  1. Okay so I started reading this article and I had to reread the line about plants singing, cause I thought, how can a plant sing? I am still confused about the whole thing. It would be nice if you actually explained that here.

    • Con te Antranik,

      Plant sensitivity and the Music of the Plants has been an area of research at Damanhur since 1975. You can read about it here. We also have a whole area on this blog dedicated to the Plant World which you can find here.

      If you have any additional questions, please ask.

  2. Nikolas /

    As a researcher in Australia of the healing properties of music produced by plants and trees sacred to the Aborigines i also found that they will not play for people who show lack of respect and disinterest in them.
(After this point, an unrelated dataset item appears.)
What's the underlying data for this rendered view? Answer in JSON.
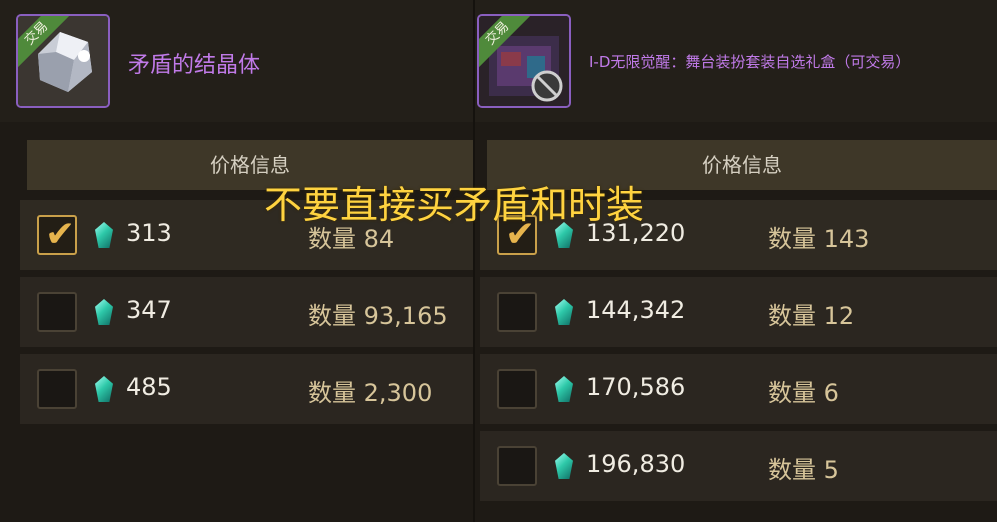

Kind regards to Camaleonte my dear friend and colleague in plant research hoping to catch up with you soon.

  3. Diti Dickson /

    I’ve been fortunate to have the loan of the box developed by Damanhur (Integrate Model with sound generator) which a friend had brought back to Australia from Damanur in 2008. Two weeks ago, when we connected my cyclamen, there was no response, until my friend Newton played some beautiful Bach on my grand piano. “Cycla” immediately began to respond, and went from playing a couple of notes, to using the full range of the keyboard very quickly.

    I’m interested to find out if “Cycla” has her own personality, and her preferences for particular pieces of music. She usually stops playing after about half an hour and I wonder if she gets tired from putting out so much energy?
    It does seem that she can read my mind because if I have a slightly negative thought or don’t give her any attention, she simply stops making music. I have lots of children coming for piano lessons and they all LOVE to hear her playing!

    I’m looking forward to visiting Damanhur this coming September for 3 weeks and hopefully can learn a lot more about the sensitivity of plants and trees.
    See Newton Wolf and Singing plant
    http://www.youtube.com/watch?v=2cEU0oUuAu8